In Britain low level waste (LLW) such as gloves, cast off clothing, over shoes etc. is packed into 200 litre steel containers about the size of a kitchen fridge - squashed to 0.2 of their original volume and then packed into 3 cubic metre boxes

The intermediate level waste (ILW) such as fuel containers is packed in 500 litre steel drums.
In future ILW from decommissioning will be stored in 12 cubic metre steel boxes - the spaces between items packed with concrete
ILW is now stored, about 50 000 cubic metres currently

Typical amount of waste in store in the UK by the year 2030
LLW 1.5x106 cubic metres
ILW 0.25 x 106 cubic metres

Table of the contents of ILW and HLW to be disposed of by NIREX by 2030.
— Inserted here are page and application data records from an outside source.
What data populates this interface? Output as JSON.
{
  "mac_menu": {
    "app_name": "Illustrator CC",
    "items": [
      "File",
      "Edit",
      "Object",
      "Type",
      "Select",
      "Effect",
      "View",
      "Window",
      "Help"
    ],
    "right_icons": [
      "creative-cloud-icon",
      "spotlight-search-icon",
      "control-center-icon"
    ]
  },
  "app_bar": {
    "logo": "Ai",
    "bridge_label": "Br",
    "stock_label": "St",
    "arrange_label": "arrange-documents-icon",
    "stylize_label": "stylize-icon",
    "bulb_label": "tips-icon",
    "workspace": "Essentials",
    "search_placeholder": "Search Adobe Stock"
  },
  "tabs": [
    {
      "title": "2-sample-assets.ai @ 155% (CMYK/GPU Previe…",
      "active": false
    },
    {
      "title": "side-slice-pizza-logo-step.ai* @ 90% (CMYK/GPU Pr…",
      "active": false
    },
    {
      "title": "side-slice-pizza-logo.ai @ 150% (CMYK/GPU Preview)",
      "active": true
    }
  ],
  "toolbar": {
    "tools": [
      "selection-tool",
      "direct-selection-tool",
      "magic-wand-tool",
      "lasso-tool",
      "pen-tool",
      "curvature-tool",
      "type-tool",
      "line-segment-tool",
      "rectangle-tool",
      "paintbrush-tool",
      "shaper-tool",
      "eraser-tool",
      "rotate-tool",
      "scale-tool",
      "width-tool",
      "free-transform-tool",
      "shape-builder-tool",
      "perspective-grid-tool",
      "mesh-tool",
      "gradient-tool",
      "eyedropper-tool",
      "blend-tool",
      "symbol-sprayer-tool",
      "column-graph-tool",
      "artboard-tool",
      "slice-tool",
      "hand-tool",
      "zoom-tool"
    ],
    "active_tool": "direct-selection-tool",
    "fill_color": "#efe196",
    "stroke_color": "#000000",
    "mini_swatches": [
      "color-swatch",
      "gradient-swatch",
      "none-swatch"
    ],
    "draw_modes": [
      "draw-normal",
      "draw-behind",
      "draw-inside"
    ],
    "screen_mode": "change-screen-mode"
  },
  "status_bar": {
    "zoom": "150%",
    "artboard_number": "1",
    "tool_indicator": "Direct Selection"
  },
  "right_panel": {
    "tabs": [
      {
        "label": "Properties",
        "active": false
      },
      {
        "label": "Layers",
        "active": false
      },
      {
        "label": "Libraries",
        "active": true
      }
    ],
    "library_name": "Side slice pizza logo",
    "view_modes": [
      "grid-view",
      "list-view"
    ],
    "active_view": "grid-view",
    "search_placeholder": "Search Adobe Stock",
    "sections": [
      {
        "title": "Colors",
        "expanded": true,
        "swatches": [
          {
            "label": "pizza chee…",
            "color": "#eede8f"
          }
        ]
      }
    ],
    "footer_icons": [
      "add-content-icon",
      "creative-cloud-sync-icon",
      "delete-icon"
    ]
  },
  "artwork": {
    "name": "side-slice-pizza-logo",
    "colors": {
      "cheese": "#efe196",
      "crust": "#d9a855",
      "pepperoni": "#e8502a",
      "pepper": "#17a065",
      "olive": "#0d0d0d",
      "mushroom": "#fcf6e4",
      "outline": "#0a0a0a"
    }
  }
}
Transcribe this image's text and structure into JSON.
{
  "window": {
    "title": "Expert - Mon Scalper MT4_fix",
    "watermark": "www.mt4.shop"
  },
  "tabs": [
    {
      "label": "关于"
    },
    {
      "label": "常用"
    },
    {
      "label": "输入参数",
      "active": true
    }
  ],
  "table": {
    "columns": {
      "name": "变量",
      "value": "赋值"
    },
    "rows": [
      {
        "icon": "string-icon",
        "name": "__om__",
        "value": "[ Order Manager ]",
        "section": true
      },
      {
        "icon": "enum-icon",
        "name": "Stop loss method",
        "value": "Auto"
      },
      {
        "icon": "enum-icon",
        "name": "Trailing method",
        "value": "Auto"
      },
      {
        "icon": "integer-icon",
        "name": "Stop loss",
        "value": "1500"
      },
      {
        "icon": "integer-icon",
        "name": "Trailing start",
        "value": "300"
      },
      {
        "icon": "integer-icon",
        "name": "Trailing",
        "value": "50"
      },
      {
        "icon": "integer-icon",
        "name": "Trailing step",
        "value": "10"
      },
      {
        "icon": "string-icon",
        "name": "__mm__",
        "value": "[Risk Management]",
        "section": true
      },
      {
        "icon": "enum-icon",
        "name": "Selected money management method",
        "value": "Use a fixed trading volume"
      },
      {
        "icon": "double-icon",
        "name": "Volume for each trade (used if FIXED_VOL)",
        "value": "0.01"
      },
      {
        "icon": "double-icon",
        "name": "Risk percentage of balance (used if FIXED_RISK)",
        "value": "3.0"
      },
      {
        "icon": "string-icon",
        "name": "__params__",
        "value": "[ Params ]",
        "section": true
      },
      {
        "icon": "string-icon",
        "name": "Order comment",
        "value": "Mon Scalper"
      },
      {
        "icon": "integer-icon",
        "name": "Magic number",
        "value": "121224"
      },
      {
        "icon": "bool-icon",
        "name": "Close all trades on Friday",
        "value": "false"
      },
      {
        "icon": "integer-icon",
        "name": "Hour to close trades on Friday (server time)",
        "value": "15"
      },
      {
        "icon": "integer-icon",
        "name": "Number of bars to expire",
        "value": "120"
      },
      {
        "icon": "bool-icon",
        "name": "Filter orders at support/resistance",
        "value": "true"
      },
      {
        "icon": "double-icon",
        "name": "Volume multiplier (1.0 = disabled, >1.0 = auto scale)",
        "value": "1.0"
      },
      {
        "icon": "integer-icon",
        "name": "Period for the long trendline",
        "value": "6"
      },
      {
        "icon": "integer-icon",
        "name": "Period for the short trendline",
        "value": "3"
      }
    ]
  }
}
Isotope Low level waste (Bq) High level waste (Bq)
Hydrogen 3 0.3x1014 6.8x1015
Carbon 14 4.8x1013 6.6x1015
Calcium 41 5.8x1011 1.3x1012
Cobalt 60 3.7x1013 2.9x1018
Nickel 59 6.0x1010 2.9x1018
Caesium 137 2.9x1013 2.3x1018
Thorium 232 3.7x109 3.0x1012
Uranium 238 2.5x1013 2.0x1014
Plutonium 239 2.9x1012 1.7x1016
Americium 241 2.8x1012 5.0x1016

The most radioactive is the high level waste (HLW), and the government has decided to store it for 50 years before it is disposed of. HLW is the responsibility of UKAEA and BNFL and is mainly irradiated fuel taken from reactors. Fuel has been reprocessed to take out uranium and plutonium but it still leaves a very toxic waste behind. This is being converted into glass blocks for storage. Typically 1000 times more radioactive than ILW, about 100 cubic metres of HLW is produced every year.

Nuclear power and the Greenhouse effect - it has been calculated that if nuclear power were expanded CO2 emissions could be reduced by up to 30%, thus lowering global warming by 15%.


© Keith Gibbs